Could you retype the records word for word but without any pictures?

Data about app and page elements:
———

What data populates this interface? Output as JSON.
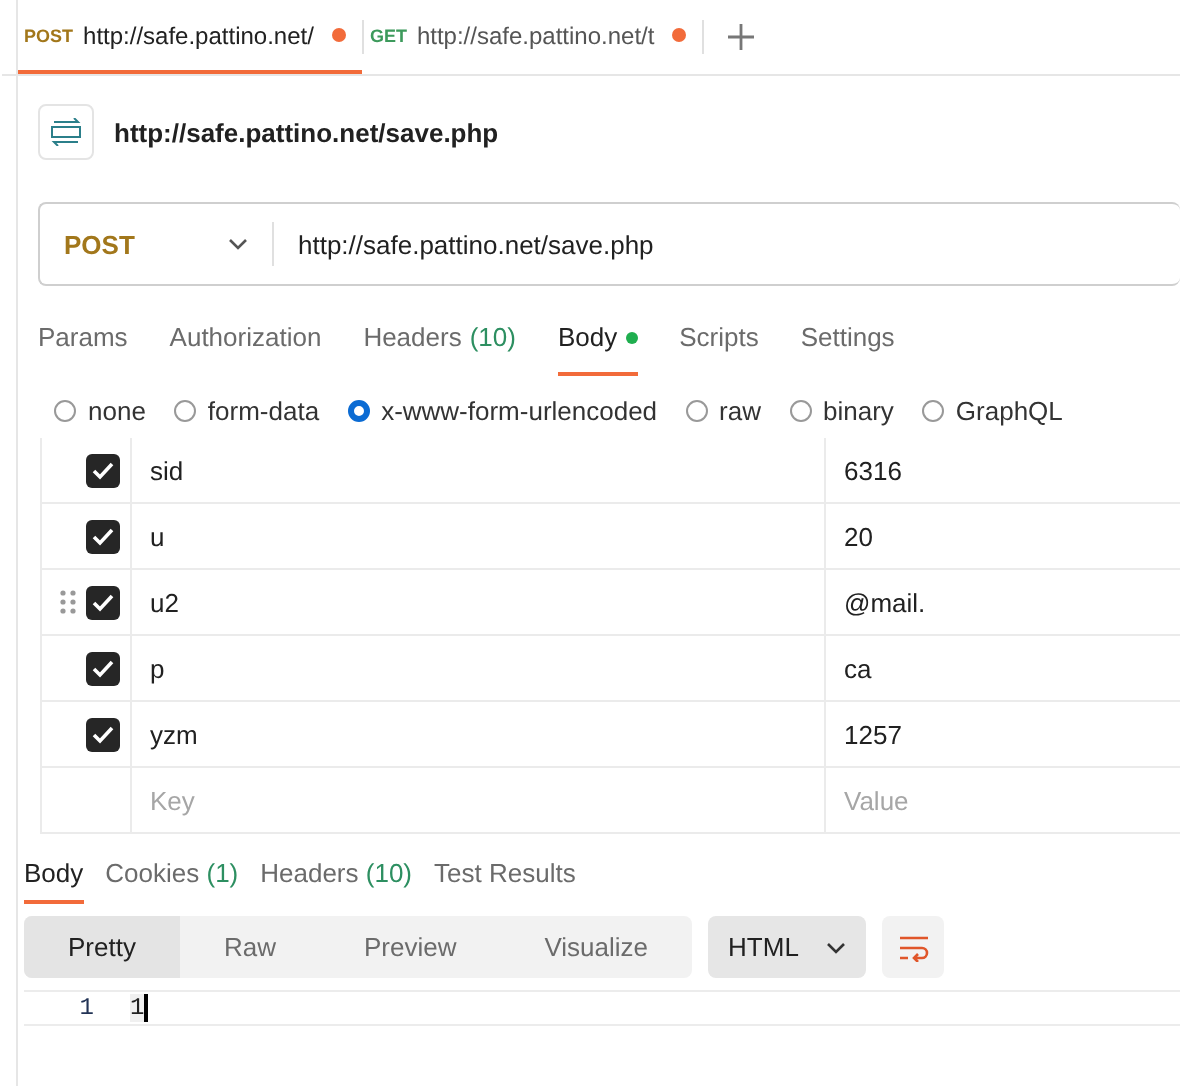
{
  "request_tabs": [
    {
      "method": "POST",
      "title": "http://safe.pattino.net/",
      "selected": true,
      "unsaved": true
    },
    {
      "method": "GET",
      "title": "http://safe.pattino.net/t",
      "selected": false,
      "unsaved": true
    }
  ],
  "request_title": "http://safe.pattino.net/save.php",
  "url_bar": {
    "method": "POST",
    "url": "http://safe.pattino.net/save.php"
  },
  "request_sections": [
    {
      "label": "Params",
      "selected": false
    },
    {
      "label": "Authorization",
      "selected": false
    },
    {
      "label": "Headers",
      "count": "(10)",
      "selected": false
    },
    {
      "label": "Body",
      "selected": true,
      "dot": true
    },
    {
      "label": "Scripts",
      "selected": false
    },
    {
      "label": "Settings",
      "selected": false
    }
  ],
  "body_types": [
    {
      "label": "none",
      "selected": false
    },
    {
      "label": "form-data",
      "selected": false
    },
    {
      "label": "x-www-form-urlencoded",
      "selected": true
    },
    {
      "label": "raw",
      "selected": false
    },
    {
      "label": "binary",
      "selected": false
    },
    {
      "label": "GraphQL",
      "selected": false
    }
  ],
  "params": [
    {
      "key": "sid",
      "value": "6316",
      "checked": true,
      "hovered": false
    },
    {
      "key": "u",
      "value": "20",
      "checked": true,
      "hovered": false
    },
    {
      "key": "u2",
      "value": "@mail.",
      "checked": true,
      "hovered": true
    },
    {
      "key": "p",
      "value": "ca",
      "checked": true,
      "hovered": false
    },
    {
      "key": "yzm",
      "value": "1257",
      "checked": true,
      "hovered": false
    }
  ],
  "new_param": {
    "key_placeholder": "Key",
    "value_placeholder": "Value"
  },
  "response_tabs": [
    {
      "label": "Body",
      "selected": true
    },
    {
      "label": "Cookies",
      "count": "(1)",
      "selected": false
    },
    {
      "label": "Headers",
      "count": "(10)",
      "selected": false
    },
    {
      "label": "Test Results",
      "selected": false
    }
  ],
  "view_modes": [
    {
      "label": "Pretty",
      "selected": true
    },
    {
      "label": "Raw",
      "selected": false
    },
    {
      "label": "Preview",
      "selected": false
    },
    {
      "label": "Visualize",
      "selected": false
    }
  ],
  "format": "HTML",
  "response_lines": [
    {
      "number": "1",
      "text": "1"
    }
  ]
}
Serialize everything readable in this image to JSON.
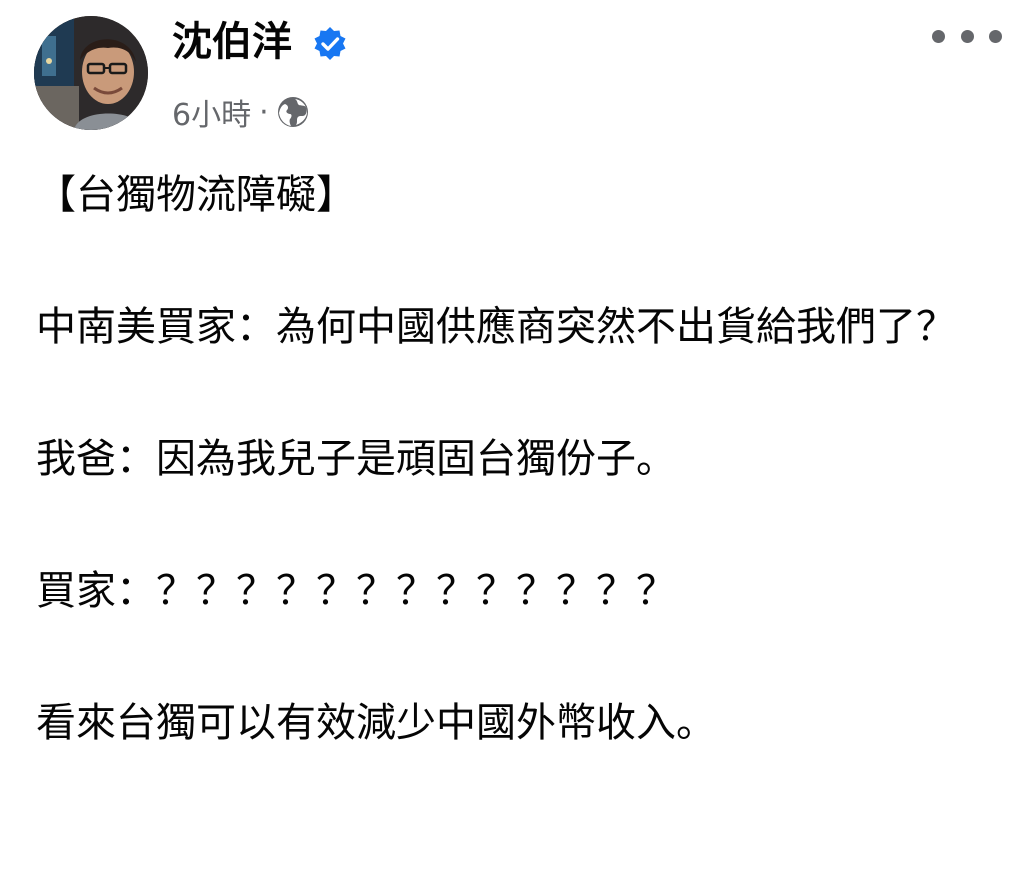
{
  "post": {
    "author": {
      "name": "沈伯洋",
      "verified": true,
      "avatar_icon": "profile-photo"
    },
    "meta": {
      "time": "6小時",
      "separator": "·",
      "audience_icon": "globe-icon"
    },
    "menu_icon": "more-horizontal-icon",
    "body": {
      "title": "【台獨物流障礙】",
      "paragraph_1": "中南美買家：為何中國供應商突然不出貨給我們了？",
      "paragraph_2": "我爸：因為我兒子是頑固台獨份子。",
      "paragraph_3": "買家：？？？？？？？？？？？？？",
      "paragraph_4": "看來台獨可以有效減少中國外幣收入。"
    }
  },
  "colors": {
    "text_primary": "#050505",
    "text_secondary": "#65676b",
    "verified_blue": "#1877f2",
    "background": "#ffffff"
  }
}
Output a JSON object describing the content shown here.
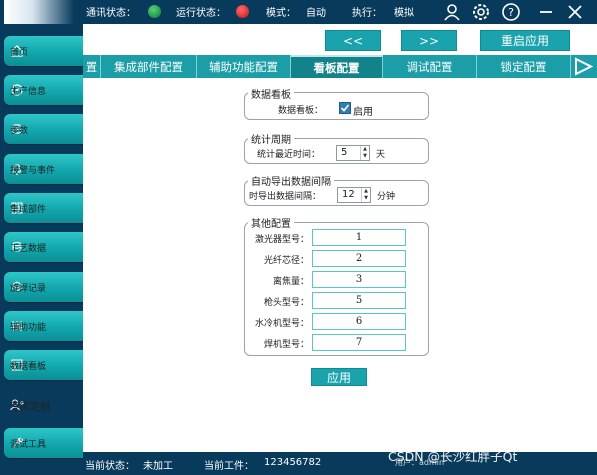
{
  "topbar": {
    "comm_status_label": "通讯状态：",
    "run_status_label": "运行状态：",
    "mode_label": "模式：",
    "mode_value": "自动",
    "exec_label": "执行：",
    "exec_value": "模拟",
    "comm_led_color": "#1a9a4a",
    "run_led_color": "#e02020"
  },
  "sidebar": {
    "items": [
      {
        "label": "首页",
        "icon": "home-icon"
      },
      {
        "label": "生产信息",
        "icon": "compass-icon"
      },
      {
        "label": "参数",
        "icon": "chip-icon"
      },
      {
        "label": "报警与事件",
        "icon": "bell-icon"
      },
      {
        "label": "集成部件",
        "icon": "grid-icon"
      },
      {
        "label": "工艺数据",
        "icon": "database-icon"
      },
      {
        "label": "旋焊记录",
        "icon": "layers-icon"
      },
      {
        "label": "辅助功能",
        "icon": "sliders-icon"
      },
      {
        "label": "数据看板",
        "icon": "dashboard-icon"
      },
      {
        "label": "专家定制",
        "icon": "user-plus-icon"
      },
      {
        "label": "调试工具",
        "icon": "wrench-icon"
      }
    ]
  },
  "commands": {
    "prev": "<<",
    "next": ">>",
    "restart": "重启应用"
  },
  "tabs": [
    {
      "label": "置",
      "active": false
    },
    {
      "label": "集成部件配置",
      "active": false
    },
    {
      "label": "辅助功能配置",
      "active": false
    },
    {
      "label": "看板配置",
      "active": true
    },
    {
      "label": "调试配置",
      "active": false
    },
    {
      "label": "锁定配置",
      "active": false
    }
  ],
  "dashboard_group": {
    "title": "数据看板",
    "label": "数据看板：",
    "checkbox_text": "启用",
    "checked": true
  },
  "stats_group": {
    "title": "统计周期",
    "label": "统计最近时间：",
    "value": "5",
    "unit": "天"
  },
  "export_group": {
    "title": "自动导出数据间隔",
    "label": "时导出数据间隔：",
    "value": "12",
    "unit": "分钟"
  },
  "other_group": {
    "title": "其他配置",
    "fields": [
      {
        "label": "激光器型号：",
        "value": "1"
      },
      {
        "label": "光纤芯径：",
        "value": "2"
      },
      {
        "label": "离焦量：",
        "value": "3"
      },
      {
        "label": "枪头型号：",
        "value": "5"
      },
      {
        "label": "水冷机型号：",
        "value": "6"
      },
      {
        "label": "焊机型号：",
        "value": "7"
      }
    ]
  },
  "apply_label": "应用",
  "bottom": {
    "state_label": "当前状态：",
    "state_value": "未加工",
    "workpiece_label": "当前工件：",
    "workpiece_value": "123456782",
    "user_text": "用户：admin"
  },
  "watermark": "CSDN @长沙红胖子Qt"
}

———

Solution for this task:
What data populates this interface? Output as JSON.
{
  "request_tabs": [
    {
      "method": "POST",
      "title": "http://safe.pattino.net/",
      "selected": true,
      "unsaved": true
    },
    {
      "method": "GET",
      "title": "http://safe.pattino.net/t",
      "selected": false,
      "unsaved": true
    }
  ],
  "request_title": "http://safe.pattino.net/save.php",
  "url_bar": {
    "method": "POST",
    "url": "http://safe.pattino.net/save.php"
  },
  "request_sections": [
    {
      "label": "Params",
      "selected": false
    },
    {
      "label": "Authorization",
      "selected": false
    },
    {
      "label": "Headers",
      "count": "(10)",
      "selected": false
    },
    {
      "label": "Body",
      "selected": true,
      "dot": true
    },
    {
      "label": "Scripts",
      "selected": false
    },
    {
      "label": "Settings",
      "selected": false
    }
  ],
  "body_types": [
    {
      "label": "none",
      "selected": false
    },
    {
      "label": "form-data",
      "selected": false
    },
    {
      "label": "x-www-form-urlencoded",
      "selected": true
    },
    {
      "label": "raw",
      "selected": false
    },
    {
      "label": "binary",
      "selected": false
    },
    {
      "label": "GraphQL",
      "selected": false
    }
  ],
  "params": [
    {
      "key": "sid",
      "value": "6316",
      "checked": true,
      "hovered": false
    },
    {
      "key": "u",
      "value": "20",
      "checked": true,
      "hovered": false
    },
    {
      "key": "u2",
      "value": "@mail.",
      "checked": true,
      "hovered": true
    },
    {
      "key": "p",
      "value": "ca",
      "checked": true,
      "hovered": false
    },
    {
      "key": "yzm",
      "value": "1257",
      "checked": true,
      "hovered": false
    }
  ],
  "new_param": {
    "key_placeholder": "Key",
    "value_placeholder": "Value"
  },
  "response_tabs": [
    {
      "label": "Body",
      "selected": true
    },
    {
      "label": "Cookies",
      "count": "(1)",
      "selected": false
    },
    {
      "label": "Headers",
      "count": "(10)",
      "selected": false
    },
    {
      "label": "Test Results",
      "selected": false
    }
  ],
  "view_modes": [
    {
      "label": "Pretty",
      "selected": true
    },
    {
      "label": "Raw",
      "selected": false
    },
    {
      "label": "Preview",
      "selected": false
    },
    {
      "label": "Visualize",
      "selected": false
    }
  ],
  "format": "HTML",
  "response_lines": [
    {
      "number": "1",
      "text": "1"
    }
  ]
}
Serialize everything readable in this image to JSON.
{
  "post": {
    "author": {
      "name": "沈伯洋",
      "verified": true,
      "avatar_icon": "profile-photo"
    },
    "meta": {
      "time": "6小時",
      "separator": "·",
      "audience_icon": "globe-icon"
    },
    "menu_icon": "more-horizontal-icon",
    "body": {
      "title": "【台獨物流障礙】",
      "paragraph_1": "中南美買家：為何中國供應商突然不出貨給我們了？",
      "paragraph_2": "我爸：因為我兒子是頑固台獨份子。",
      "paragraph_3": "買家：？？？？？？？？？？？？？",
      "paragraph_4": "看來台獨可以有效減少中國外幣收入。"
    }
  },
  "colors": {
    "text_primary": "#050505",
    "text_secondary": "#65676b",
    "verified_blue": "#1877f2",
    "background": "#ffffff"
  }
}
Output a JSON object describing the content shown here.
{
  "topbar": {
    "comm_status_label": "通讯状态：",
    "run_status_label": "运行状态：",
    "mode_label": "模式：",
    "mode_value": "自动",
    "exec_label": "执行：",
    "exec_value": "模拟",
    "comm_led_color": "#1a9a4a",
    "run_led_color": "#e02020"
  },
  "sidebar": {
    "items": [
      {
        "label": "首页",
        "icon": "home-icon"
      },
      {
        "label": "生产信息",
        "icon": "compass-icon"
      },
      {
        "label": "参数",
        "icon": "chip-icon"
      },
      {
        "label": "报警与事件",
        "icon": "bell-icon"
      },
      {
        "label": "集成部件",
        "icon": "grid-icon"
      },
      {
        "label": "工艺数据",
        "icon": "database-icon"
      },
      {
        "label": "旋焊记录",
        "icon": "layers-icon"
      },
      {
        "label": "辅助功能",
        "icon": "sliders-icon"
      },
      {
        "label": "数据看板",
        "icon": "dashboard-icon"
      },
      {
        "label": "专家定制",
        "icon": "user-plus-icon"
      },
      {
        "label": "调试工具",
        "icon": "wrench-icon"
      }
    ]
  },
  "commands": {
    "prev": "<<",
    "next": ">>",
    "restart": "重启应用"
  },
  "tabs": [
    {
      "label": "置",
      "active": false
    },
    {
      "label": "集成部件配置",
      "active": false
    },
    {
      "label": "辅助功能配置",
      "active": false
    },
    {
      "label": "看板配置",
      "active": true
    },
    {
      "label": "调试配置",
      "active": false
    },
    {
      "label": "锁定配置",
      "active": false
    }
  ],
  "dashboard_group": {
    "title": "数据看板",
    "label": "数据看板：",
    "checkbox_text": "启用",
    "checked": true
  },
  "stats_group": {
    "title": "统计周期",
    "label": "统计最近时间：",
    "value": "5",
    "unit": "天"
  },
  "export_group": {
    "title": "自动导出数据间隔",
    "label": "时导出数据间隔：",
    "value": "12",
    "unit": "分钟"
  },
  "other_group": {
    "title": "其他配置",
    "fields": [
      {
        "label": "激光器型号：",
        "value": "1"
      },
      {
        "label": "光纤芯径：",
        "value": "2"
      },
      {
        "label": "离焦量：",
        "value": "3"
      },
      {
        "label": "枪头型号：",
        "value": "5"
      },
      {
        "label": "水冷机型号：",
        "value": "6"
      },
      {
        "label": "焊机型号：",
        "value": "7"
      }
    ]
  },
  "apply_label": "应用",
  "bottom": {
    "state_label": "当前状态：",
    "state_value": "未加工",
    "workpiece_label": "当前工件：",
    "workpiece_value": "123456782",
    "user_text": "用户：admin"
  },
  "watermark": "CSDN @长沙红胖子Qt"
}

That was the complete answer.